Question 11: Ma’am, my question is that is there any method to check the performance of our Embassies around the world? I recently came back from Malaysia and our embassy there did not know about how many Pakistani students are studying there on scholarship basis. (M. Naveed Ahmed Khan, Daily the Spokesman)
Answer: I think you are combining two different issues. First of all, as you know, according to Pakistani laws, every Pakistani who travels abroad has an obligation to register themselves with the Embassy. Unfortunately, many Pakistanis do not register themselves with our Missions. So, our Missions have incomplete data of Pakistanis who are based in those countries. Secondly, with respect to how we appraise the performance of our missions abroad, there are several mechanisms including very robust KPIs defined for ambassadors and for officials in embassies, against which every individual is assessed and appraised.
Question 12: There’s a petition in the Supreme Court with regards to the deportation of Afghans or illegally residing Afghans and the Ministry of Foreign Affairs has been issued a notice as well. Does Pakistan really believe that those being deported are refugees and are being deported legally. The petition says and I quote that those being deported have already applied for a political asylum in the country? Would you want to comment? (Anas Mallick, Capital TV)
Answer: First, I would not like to speak on a case that is subjudice. Secondly, we have said, repeatedly, this policy pertains to individuals who are in Pakistan in violation of our immigration laws and these individuals are in violation of our visa regime, or have overstayed their visas, or do not have regular documentation. This does not pertains to those with refugees status.
Question 13: Recently, two retired Army officers, Adil Raja and Haider Mehdi were court martialed in Pakistan. Now as they are considered as accused, what is Foreign Office doing to bring them back? (Ghazala Noreen, Suno TV)
Answer: I would like to share with you that mutual legal assistance and extradition cases are the domain of the Ministry of Interior, which directly communicates with partners in foreign countries.

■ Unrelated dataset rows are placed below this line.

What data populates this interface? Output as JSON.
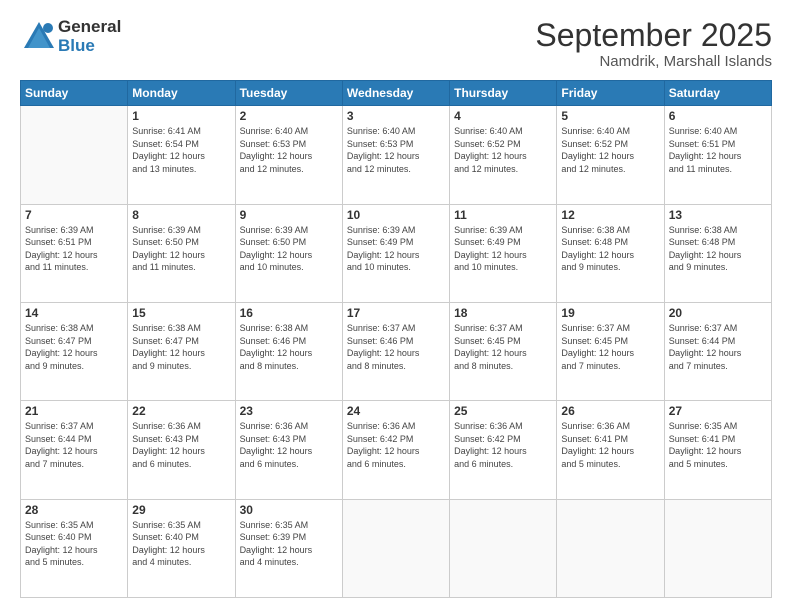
{
  "logo": {
    "general": "General",
    "blue": "Blue"
  },
  "title": "September 2025",
  "location": "Namdrik, Marshall Islands",
  "days_header": [
    "Sunday",
    "Monday",
    "Tuesday",
    "Wednesday",
    "Thursday",
    "Friday",
    "Saturday"
  ],
  "weeks": [
    [
      {
        "num": "",
        "info": ""
      },
      {
        "num": "1",
        "info": "Sunrise: 6:41 AM\nSunset: 6:54 PM\nDaylight: 12 hours\nand 13 minutes."
      },
      {
        "num": "2",
        "info": "Sunrise: 6:40 AM\nSunset: 6:53 PM\nDaylight: 12 hours\nand 12 minutes."
      },
      {
        "num": "3",
        "info": "Sunrise: 6:40 AM\nSunset: 6:53 PM\nDaylight: 12 hours\nand 12 minutes."
      },
      {
        "num": "4",
        "info": "Sunrise: 6:40 AM\nSunset: 6:52 PM\nDaylight: 12 hours\nand 12 minutes."
      },
      {
        "num": "5",
        "info": "Sunrise: 6:40 AM\nSunset: 6:52 PM\nDaylight: 12 hours\nand 12 minutes."
      },
      {
        "num": "6",
        "info": "Sunrise: 6:40 AM\nSunset: 6:51 PM\nDaylight: 12 hours\nand 11 minutes."
      }
    ],
    [
      {
        "num": "7",
        "info": "Sunrise: 6:39 AM\nSunset: 6:51 PM\nDaylight: 12 hours\nand 11 minutes."
      },
      {
        "num": "8",
        "info": "Sunrise: 6:39 AM\nSunset: 6:50 PM\nDaylight: 12 hours\nand 11 minutes."
      },
      {
        "num": "9",
        "info": "Sunrise: 6:39 AM\nSunset: 6:50 PM\nDaylight: 12 hours\nand 10 minutes."
      },
      {
        "num": "10",
        "info": "Sunrise: 6:39 AM\nSunset: 6:49 PM\nDaylight: 12 hours\nand 10 minutes."
      },
      {
        "num": "11",
        "info": "Sunrise: 6:39 AM\nSunset: 6:49 PM\nDaylight: 12 hours\nand 10 minutes."
      },
      {
        "num": "12",
        "info": "Sunrise: 6:38 AM\nSunset: 6:48 PM\nDaylight: 12 hours\nand 9 minutes."
      },
      {
        "num": "13",
        "info": "Sunrise: 6:38 AM\nSunset: 6:48 PM\nDaylight: 12 hours\nand 9 minutes."
      }
    ],
    [
      {
        "num": "14",
        "info": "Sunrise: 6:38 AM\nSunset: 6:47 PM\nDaylight: 12 hours\nand 9 minutes."
      },
      {
        "num": "15",
        "info": "Sunrise: 6:38 AM\nSunset: 6:47 PM\nDaylight: 12 hours\nand 9 minutes."
      },
      {
        "num": "16",
        "info": "Sunrise: 6:38 AM\nSunset: 6:46 PM\nDaylight: 12 hours\nand 8 minutes."
      },
      {
        "num": "17",
        "info": "Sunrise: 6:37 AM\nSunset: 6:46 PM\nDaylight: 12 hours\nand 8 minutes."
      },
      {
        "num": "18",
        "info": "Sunrise: 6:37 AM\nSunset: 6:45 PM\nDaylight: 12 hours\nand 8 minutes."
      },
      {
        "num": "19",
        "info": "Sunrise: 6:37 AM\nSunset: 6:45 PM\nDaylight: 12 hours\nand 7 minutes."
      },
      {
        "num": "20",
        "info": "Sunrise: 6:37 AM\nSunset: 6:44 PM\nDaylight: 12 hours\nand 7 minutes."
      }
    ],
    [
      {
        "num": "21",
        "info": "Sunrise: 6:37 AM\nSunset: 6:44 PM\nDaylight: 12 hours\nand 7 minutes."
      },
      {
        "num": "22",
        "info": "Sunrise: 6:36 AM\nSunset: 6:43 PM\nDaylight: 12 hours\nand 6 minutes."
      },
      {
        "num": "23",
        "info": "Sunrise: 6:36 AM\nSunset: 6:43 PM\nDaylight: 12 hours\nand 6 minutes."
      },
      {
        "num": "24",
        "info": "Sunrise: 6:36 AM\nSunset: 6:42 PM\nDaylight: 12 hours\nand 6 minutes."
      },
      {
        "num": "25",
        "info": "Sunrise: 6:36 AM\nSunset: 6:42 PM\nDaylight: 12 hours\nand 6 minutes."
      },
      {
        "num": "26",
        "info": "Sunrise: 6:36 AM\nSunset: 6:41 PM\nDaylight: 12 hours\nand 5 minutes."
      },
      {
        "num": "27",
        "info": "Sunrise: 6:35 AM\nSunset: 6:41 PM\nDaylight: 12 hours\nand 5 minutes."
      }
    ],
    [
      {
        "num": "28",
        "info": "Sunrise: 6:35 AM\nSunset: 6:40 PM\nDaylight: 12 hours\nand 5 minutes."
      },
      {
        "num": "29",
        "info": "Sunrise: 6:35 AM\nSunset: 6:40 PM\nDaylight: 12 hours\nand 4 minutes."
      },
      {
        "num": "30",
        "info": "Sunrise: 6:35 AM\nSunset: 6:39 PM\nDaylight: 12 hours\nand 4 minutes."
      },
      {
        "num": "",
        "info": ""
      },
      {
        "num": "",
        "info": ""
      },
      {
        "num": "",
        "info": ""
      },
      {
        "num": "",
        "info": ""
      }
    ]
  ]
}
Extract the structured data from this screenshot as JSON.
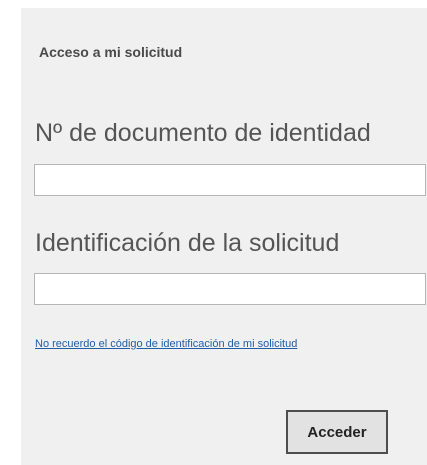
{
  "form": {
    "title": "Acceso a mi solicitud",
    "document_field": {
      "label": "Nº de documento de identidad",
      "value": "",
      "placeholder": ""
    },
    "request_field": {
      "label": "Identificación de la solicitud",
      "value": "",
      "placeholder": ""
    },
    "forgot_link": "No recuerdo el código de identificación de mi solicitud",
    "submit_label": "Acceder"
  },
  "colors": {
    "panel_background": "#f0f0f0",
    "link": "#1f5fa8",
    "label_text": "#555555",
    "button_background": "#e2e2e2",
    "button_border": "#4d4d4d"
  }
}
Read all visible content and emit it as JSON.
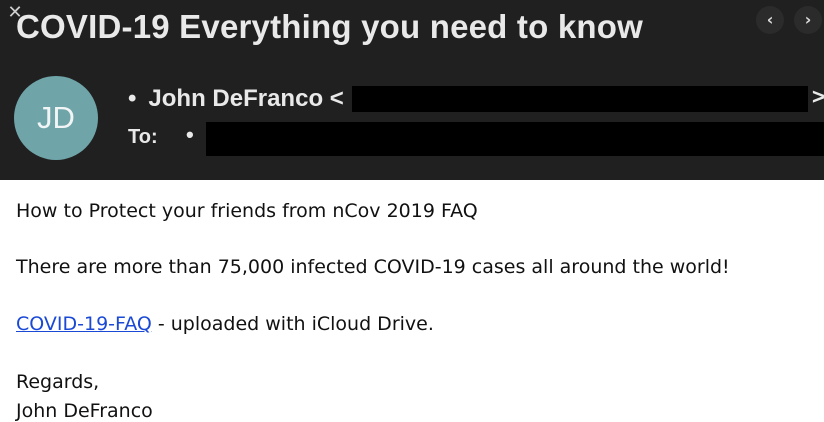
{
  "header": {
    "subject": "COVID-19 Everything you need to know",
    "close_glyph": "✕",
    "nav_prev_glyph": "‹",
    "nav_next_glyph": "›",
    "avatar_initials": "JD",
    "avatar_color": "#6fa4a9",
    "sender_bullet": "•",
    "sender_name": "John DeFranco <",
    "sender_caret": ">",
    "to_label": "To:",
    "to_bullet": "•"
  },
  "body": {
    "line1": "How to Protect your friends from nCov 2019 FAQ",
    "line2": "There are more than 75,000 infected COVID-19 cases all around the world!",
    "link_text": "COVID-19-FAQ",
    "link_suffix": " - uploaded with iCloud Drive.",
    "regards": "Regards,",
    "signature": "John DeFranco",
    "link_color": "#1a49d6"
  }
}
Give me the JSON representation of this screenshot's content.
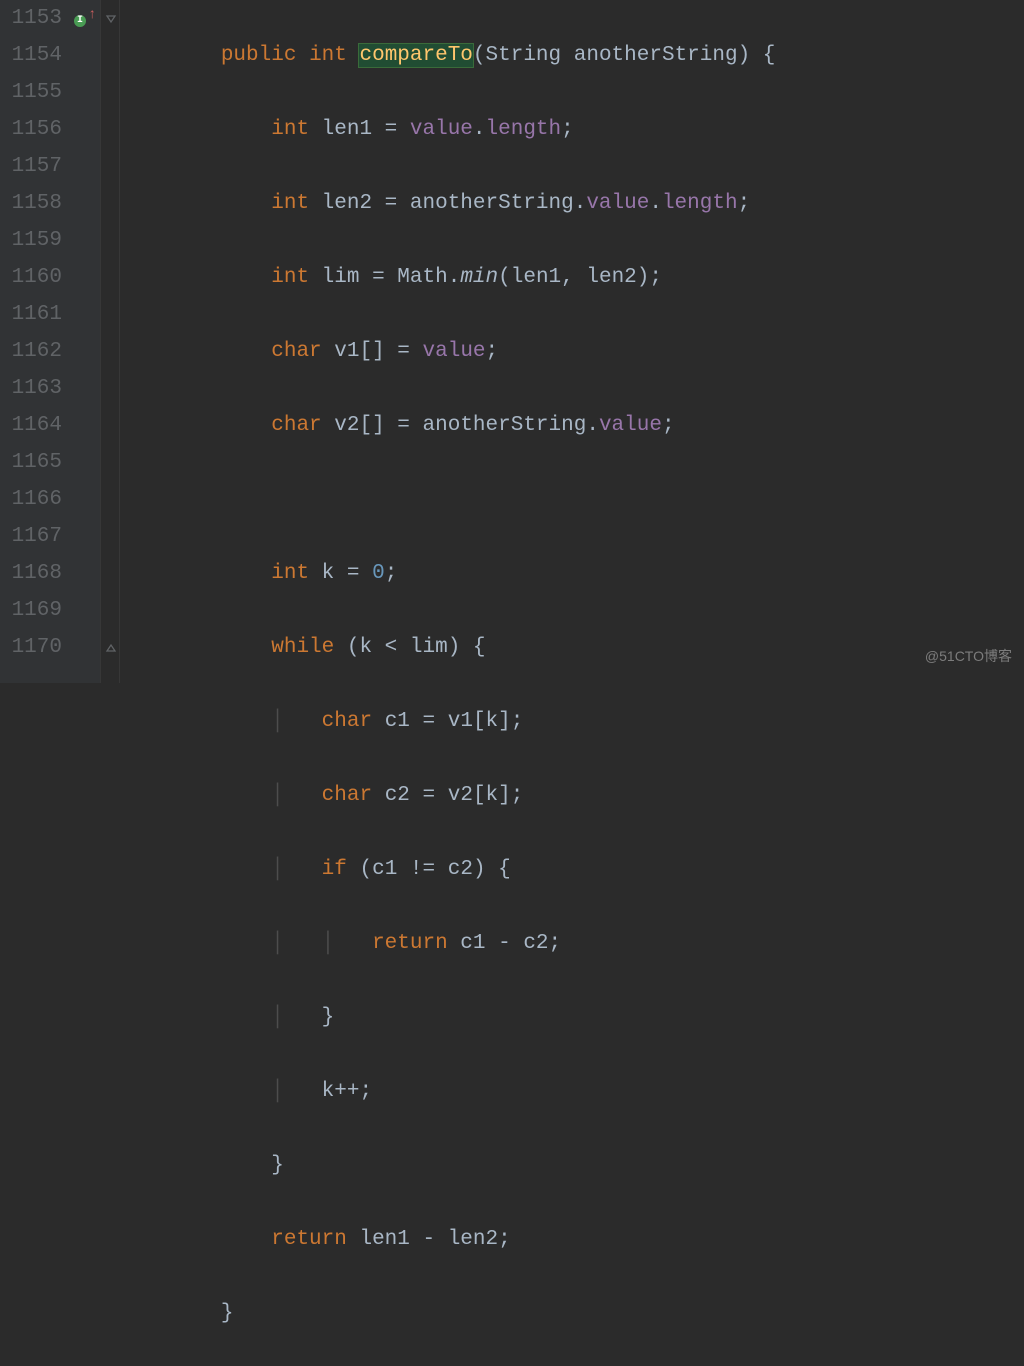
{
  "watermark": "@51CTO博客",
  "gutter": {
    "l1153": "1153",
    "l1154": "1154",
    "l1155": "1155",
    "l1156": "1156",
    "l1157": "1157",
    "l1158": "1158",
    "l1159": "1159",
    "l1160": "1160",
    "l1161": "1161",
    "l1162": "1162",
    "l1163": "1163",
    "l1164": "1164",
    "l1165": "1165",
    "l1166": "1166",
    "l1167": "1167",
    "l1168": "1168",
    "l1169": "1169",
    "l1170": "1170"
  },
  "marks": {
    "implements": "I",
    "at": "@"
  },
  "tokens": {
    "kw_public": "public",
    "kw_int": "int",
    "kw_char": "char",
    "kw_while": "while",
    "kw_if": "if",
    "kw_return": "return",
    "fn_compareTo": "compareTo",
    "ty_String": "String",
    "p_anotherString": "anotherString",
    "v_len1": "len1",
    "v_len2": "len2",
    "v_lim": "lim",
    "v_v1": "v1",
    "v_v2": "v2",
    "v_k": "k",
    "v_c1": "c1",
    "v_c2": "c2",
    "f_value": "value",
    "f_length": "length",
    "cls_Math": "Math",
    "m_min": "min",
    "num_0": "0",
    "op_eq": " = ",
    "op_dot": ".",
    "op_semi": ";",
    "op_lp": "(",
    "op_rp": ")",
    "op_lb": "[",
    "op_rb": "]",
    "op_lc": " {",
    "op_rc": "}",
    "op_lt": " < ",
    "op_ne": " != ",
    "op_minus": " - ",
    "op_inc": "++",
    "op_comma": ", ",
    "sp1": "        ",
    "sp2": "            ",
    "sp3": "                ",
    "sp4": "                    "
  }
}
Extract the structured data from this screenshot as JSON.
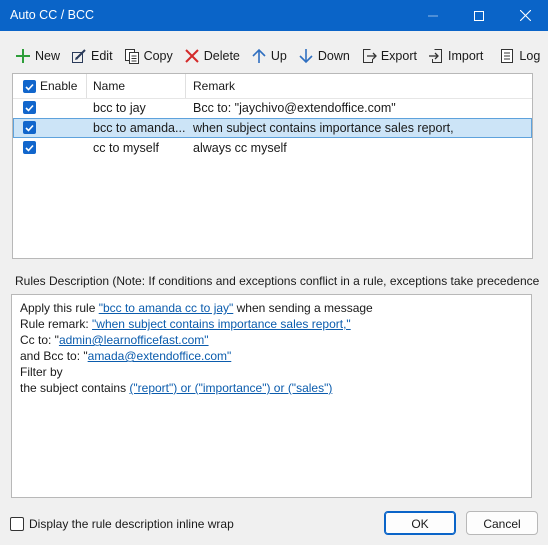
{
  "window": {
    "title": "Auto CC / BCC"
  },
  "toolbar": {
    "new": "New",
    "edit": "Edit",
    "copy": "Copy",
    "delete": "Delete",
    "up": "Up",
    "down": "Down",
    "export": "Export",
    "import": "Import",
    "log": "Log"
  },
  "list": {
    "columns": {
      "enable": "Enable",
      "name": "Name",
      "remark": "Remark"
    },
    "rows": [
      {
        "name": "bcc to jay",
        "remark": "Bcc to: \"jaychivo@extendoffice.com\"",
        "enabled": true,
        "selected": false
      },
      {
        "name": "bcc to amanda...",
        "remark": "when subject contains importance sales report,",
        "enabled": true,
        "selected": true
      },
      {
        "name": "cc to myself",
        "remark": "always cc myself",
        "enabled": true,
        "selected": false
      }
    ]
  },
  "rules": {
    "label": "Rules Description (Note: If conditions and exceptions conflict in a rule, exceptions take precedence",
    "line1_prefix": "Apply this rule ",
    "line1_link": "\"bcc to amanda cc to jay\"",
    "line1_suffix": " when sending a message",
    "line2_prefix": "Rule remark: ",
    "line2_link": "\"when subject contains importance sales report,\"",
    "line3_prefix": "Cc to: \"",
    "line3_link": "admin@learnofficefast.com\"",
    "line4_prefix": "and Bcc to: \"",
    "line4_link": "amada@extendoffice.com\"",
    "line5": "Filter by",
    "line6_prefix": "the subject contains ",
    "line6_link": "(\"report\") or (\"importance\") or (\"sales\")"
  },
  "footer": {
    "inline_wrap_label": "Display the rule description inline wrap",
    "ok": "OK",
    "cancel": "Cancel"
  },
  "colors": {
    "accent": "#0a64c8",
    "selection": "#cce4f7",
    "link": "#0b5cad"
  }
}
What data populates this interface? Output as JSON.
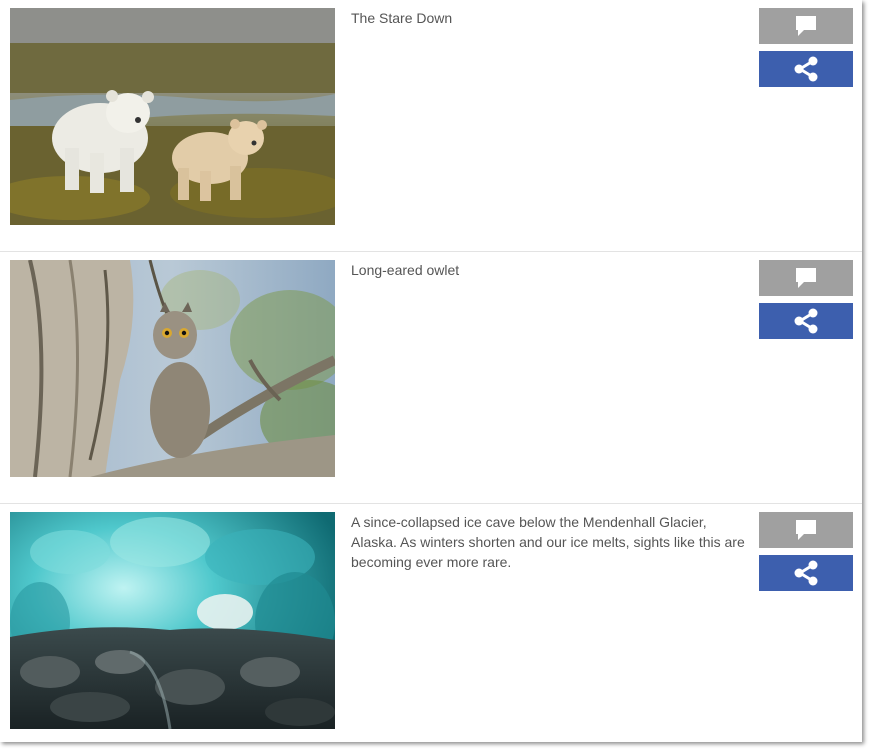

So, if you would direct your question to the Ministry of Interior perhaps you would have a more satisfactory answer.
Question 14: It has been reported in yesterday’s news, Pakistan has imposed a ban on import of wheat from some seven or eight countries, including India and Israel. Does it mean that Israel was earlier allowed to export wheat to Pakistan and is there any direct relations between the two countries? (Ihsan ul Haq, APP)
Answer: No, absolutely not. And we have no diplomatic ties with Israel and we do not have trade relations with Israel. Similarly with India our trade relations with India remains suspended at this point.
Question 15: The US Justice Department has announced charges against a man accused of orchestrating for the Indian government an attempted assassination of a Sikh leader in the US. How does Pakistan view the development? (Mudassar Chaudhary, The Destination)
Answer: These revelations released by the US authorities are the latest in a series of such reports that confirm the existence of a global network of Indian intelligence that is involved in espionage and extra-territorial killings. This network has been engaged in assassinations and abductions in South Asia for decades and Pakistan has remained a target of India’s state sponsored terrorism, subversion and espionage. We have been inviting international attention to these activities of Indian intelligence services. Last year, Pakistan released a dossier with credible information on Indian involvement in the Lahore attack. We condemn these acts and believe that India’s irresponsible and reckless conduct is a clear violation of international law and the UN principle of state sovereignty.